• _Work to complete_: Please say how many lines in the material include the string "would", and nothing else.

• _Supplied material_:

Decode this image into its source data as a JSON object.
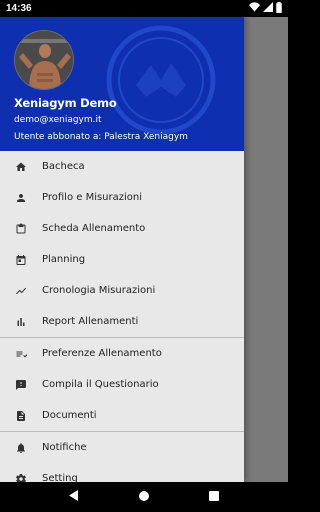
{
  "status_bar": {
    "time": "14:36"
  },
  "drawer": {
    "header": {
      "name": "Xeniagym Demo",
      "email": "demo@xeniagym.it",
      "subscription": "Utente abbonato a: Palestra Xeniagym"
    },
    "groups": [
      [
        {
          "label": "Bacheca",
          "icon": "home-icon"
        },
        {
          "label": "Profilo e Misurazioni",
          "icon": "person-icon"
        },
        {
          "label": "Scheda Allenamento",
          "icon": "clipboard-icon"
        },
        {
          "label": "Planning",
          "icon": "calendar-icon"
        },
        {
          "label": "Cronologia Misurazioni",
          "icon": "trending-icon"
        },
        {
          "label": "Report Allenamenti",
          "icon": "bar-chart-icon"
        }
      ],
      [
        {
          "label": "Preferenze Allenamento",
          "icon": "checklist-icon"
        },
        {
          "label": "Compila il Questionario",
          "icon": "feedback-icon"
        },
        {
          "label": "Documenti",
          "icon": "document-icon"
        }
      ],
      [
        {
          "label": "Notifiche",
          "icon": "bell-icon"
        },
        {
          "label": "Setting",
          "icon": "gear-icon"
        }
      ]
    ]
  },
  "colors": {
    "header": "#0d2fb0",
    "drawer_bg": "#e8e8e8",
    "scrim": "#7a7a7a"
  }
}
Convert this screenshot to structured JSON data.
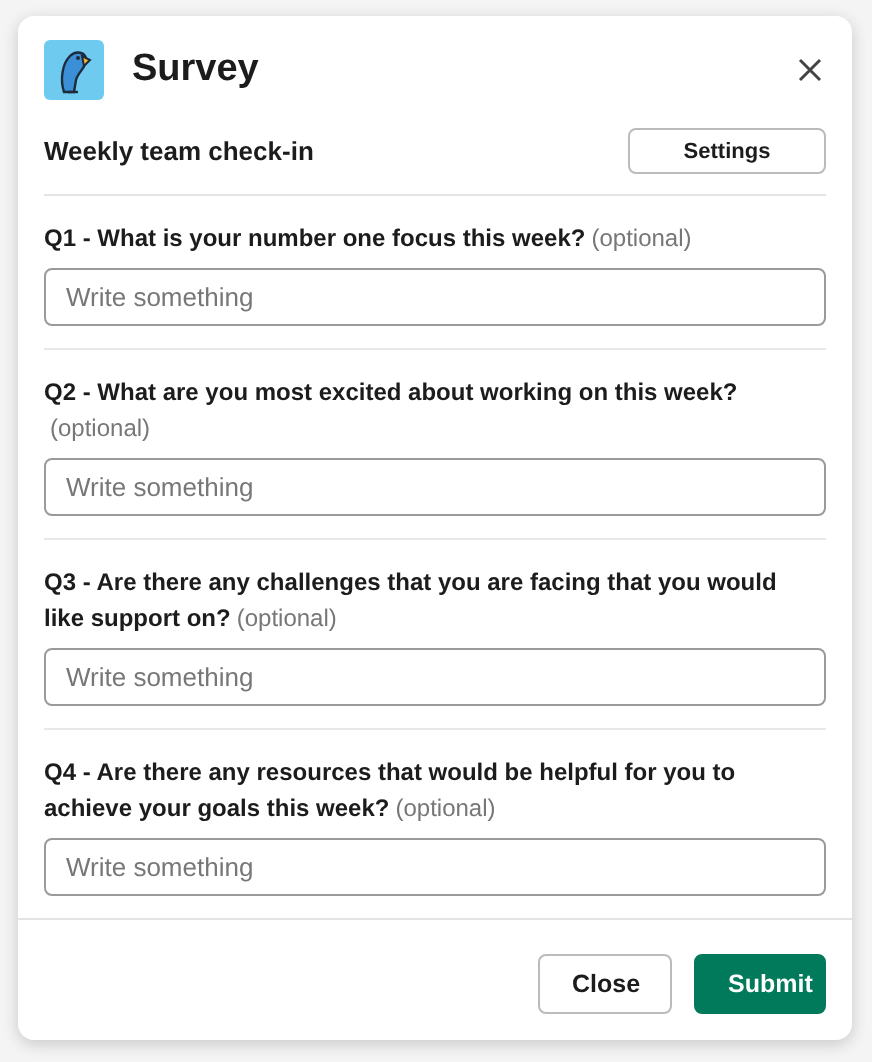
{
  "modal": {
    "title": "Survey",
    "subtitle": "Weekly team check-in",
    "settings_button": "Settings"
  },
  "questions": [
    {
      "label": "Q1 - What is your number one focus this week?",
      "hint": "(optional)",
      "placeholder": "Write something"
    },
    {
      "label": "Q2 - What are you most excited about working on this week?",
      "hint": "(optional)",
      "placeholder": "Write something"
    },
    {
      "label": "Q3 - Are there any challenges that you are facing that you would like support on?",
      "hint": "(optional)",
      "placeholder": "Write something"
    },
    {
      "label": "Q4 - Are there any resources that would be helpful for you to achieve your goals this week?",
      "hint": "(optional)",
      "placeholder": "Write something"
    }
  ],
  "buttons": [
    {
      "label": "Close",
      "kind": "secondary"
    },
    {
      "label": "Submit",
      "kind": "primary"
    }
  ]
}
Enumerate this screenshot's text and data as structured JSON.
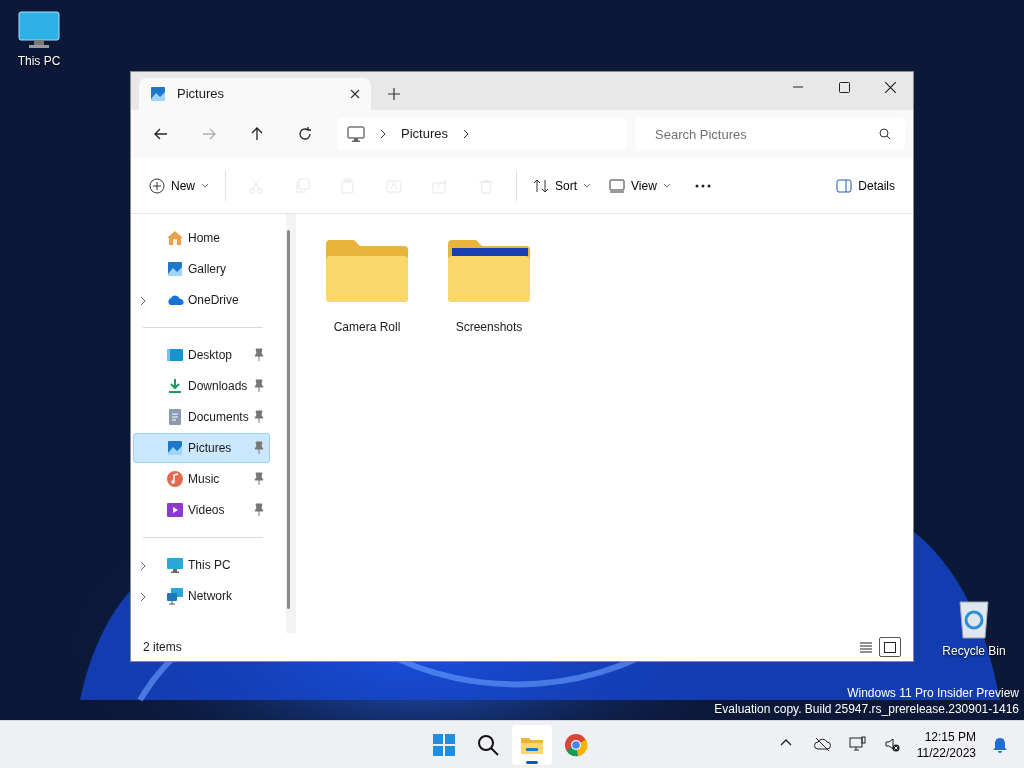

• _Output of the task_: 2